As part of its annual Top 10 Most Wanted list for safety regulations, the National Transportation Safety Board has asked FMCSA to implement several rules related to medical requirements for truck operators, mandates for use of crash avoidance tech on trucks and trailers and a nationwide ban on electronics use while driving.
Four of NTSB’s 10 Most Wanted items relate to trucking:
Bevy of regulations: Chief among trucking-related items on the Most Wanted list is NTSB’s request that the Federal Motor Carrier Safety Administration and the National Highway Traffic Safety Administration “improve their oversight of operators, drivers and vehicles,” NTSB says.
Stronger oversight includes, per NTSB, (1) more steps to ensure new entrant carriers address any safety deficiencies and quicker out-of-service placement if deficiencies are not improved, (2) implementation of an electronic logging device mandate and (3) instituting sleep apnea screening requirements.
NTSB’s request for improved oversight also includes requirements that all trucks be equipped with collision warning technology, tire pressure monitoring systems, rollover stability control systems and lane departure warning systems.
Greater medical requirements: NTSB says truck operators should be subject to more and stricter medical requirements, including procedures to identify risk of sleep disorders. Qualification of medical examiners should be limited to those who have the ability to prescribe medicine and have access to information about conditions that could disqualify patients from operating commercial equipment, NTSB says.
Banning use of electronics: NTSB’s second trucking-related item is for drivers of all vehicles, including trucks (and planes): The safety board asks for a nationwide ban on the use of personal electronic devices while driving. Currently, only 14 states and D.C. ban the use of handheld devices while driving.

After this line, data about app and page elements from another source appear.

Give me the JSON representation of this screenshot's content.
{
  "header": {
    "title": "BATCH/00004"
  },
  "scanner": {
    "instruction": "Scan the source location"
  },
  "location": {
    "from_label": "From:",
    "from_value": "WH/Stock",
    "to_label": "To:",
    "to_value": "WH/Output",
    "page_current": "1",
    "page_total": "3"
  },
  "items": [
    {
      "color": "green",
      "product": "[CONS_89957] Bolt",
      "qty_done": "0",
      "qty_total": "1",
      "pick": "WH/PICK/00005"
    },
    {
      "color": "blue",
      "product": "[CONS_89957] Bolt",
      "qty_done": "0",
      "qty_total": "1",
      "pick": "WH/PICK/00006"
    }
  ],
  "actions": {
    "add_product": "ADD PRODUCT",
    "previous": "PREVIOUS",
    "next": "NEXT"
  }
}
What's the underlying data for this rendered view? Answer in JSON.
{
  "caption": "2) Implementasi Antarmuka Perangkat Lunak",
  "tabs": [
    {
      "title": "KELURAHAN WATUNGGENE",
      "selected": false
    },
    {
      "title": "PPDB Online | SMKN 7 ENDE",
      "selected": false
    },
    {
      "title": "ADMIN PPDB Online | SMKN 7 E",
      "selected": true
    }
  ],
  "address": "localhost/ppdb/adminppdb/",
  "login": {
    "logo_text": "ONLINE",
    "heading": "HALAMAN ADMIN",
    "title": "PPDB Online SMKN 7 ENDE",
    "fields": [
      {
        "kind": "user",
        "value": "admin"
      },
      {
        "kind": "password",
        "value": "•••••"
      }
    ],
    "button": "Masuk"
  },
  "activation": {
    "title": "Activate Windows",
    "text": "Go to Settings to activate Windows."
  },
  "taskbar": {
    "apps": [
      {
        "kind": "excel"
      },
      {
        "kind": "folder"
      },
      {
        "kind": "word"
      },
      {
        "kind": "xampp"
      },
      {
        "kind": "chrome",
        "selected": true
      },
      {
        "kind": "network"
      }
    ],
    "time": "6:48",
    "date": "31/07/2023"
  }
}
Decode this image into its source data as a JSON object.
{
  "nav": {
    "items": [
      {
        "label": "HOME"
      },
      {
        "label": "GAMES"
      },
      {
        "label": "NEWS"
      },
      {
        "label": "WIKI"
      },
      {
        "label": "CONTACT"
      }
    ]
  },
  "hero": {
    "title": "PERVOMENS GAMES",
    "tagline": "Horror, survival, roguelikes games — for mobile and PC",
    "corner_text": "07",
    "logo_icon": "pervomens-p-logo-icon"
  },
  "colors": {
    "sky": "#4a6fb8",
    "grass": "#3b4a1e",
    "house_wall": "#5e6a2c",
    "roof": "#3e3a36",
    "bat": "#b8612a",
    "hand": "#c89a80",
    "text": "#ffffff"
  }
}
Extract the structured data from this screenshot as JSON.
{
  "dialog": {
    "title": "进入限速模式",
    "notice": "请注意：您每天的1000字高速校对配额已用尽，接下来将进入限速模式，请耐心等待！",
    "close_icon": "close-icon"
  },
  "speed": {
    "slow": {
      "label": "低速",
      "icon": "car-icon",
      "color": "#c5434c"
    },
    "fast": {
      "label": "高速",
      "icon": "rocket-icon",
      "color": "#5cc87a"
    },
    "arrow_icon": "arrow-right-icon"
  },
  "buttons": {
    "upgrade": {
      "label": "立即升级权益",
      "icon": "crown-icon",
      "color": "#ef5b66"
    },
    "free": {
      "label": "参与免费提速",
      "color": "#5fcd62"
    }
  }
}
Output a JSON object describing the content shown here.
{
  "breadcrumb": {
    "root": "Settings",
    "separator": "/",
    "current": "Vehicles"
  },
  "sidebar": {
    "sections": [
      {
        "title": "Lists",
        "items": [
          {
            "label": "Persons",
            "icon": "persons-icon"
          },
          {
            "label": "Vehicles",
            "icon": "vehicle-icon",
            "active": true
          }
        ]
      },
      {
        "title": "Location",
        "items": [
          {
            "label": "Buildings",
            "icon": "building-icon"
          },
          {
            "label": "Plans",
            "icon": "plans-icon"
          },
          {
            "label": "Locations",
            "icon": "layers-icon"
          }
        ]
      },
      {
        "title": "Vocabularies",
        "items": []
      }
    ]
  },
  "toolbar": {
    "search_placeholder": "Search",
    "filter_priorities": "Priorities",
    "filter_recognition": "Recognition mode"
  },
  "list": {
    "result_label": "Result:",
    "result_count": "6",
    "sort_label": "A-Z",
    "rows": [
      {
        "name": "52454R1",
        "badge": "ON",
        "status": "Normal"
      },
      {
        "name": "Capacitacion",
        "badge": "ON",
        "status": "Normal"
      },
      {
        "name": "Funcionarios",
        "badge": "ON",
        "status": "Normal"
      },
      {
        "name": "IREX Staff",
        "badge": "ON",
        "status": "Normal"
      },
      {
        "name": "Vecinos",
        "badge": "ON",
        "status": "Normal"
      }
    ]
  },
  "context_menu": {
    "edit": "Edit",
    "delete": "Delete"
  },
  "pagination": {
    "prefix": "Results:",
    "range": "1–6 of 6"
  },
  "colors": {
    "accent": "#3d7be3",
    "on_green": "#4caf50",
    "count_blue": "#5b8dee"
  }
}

Impaired driving: NTSB recommends for carriers post-accident drug and alcohol testing or drivers, along with drivers themselves discussing with their doctors any impairment effects that prescription medication may cause. The agency also recommends stronger laws against impaired driving, increasing visibility of enforcement and expanded use of technology that locks ignition of engines via passive alcohol sensors.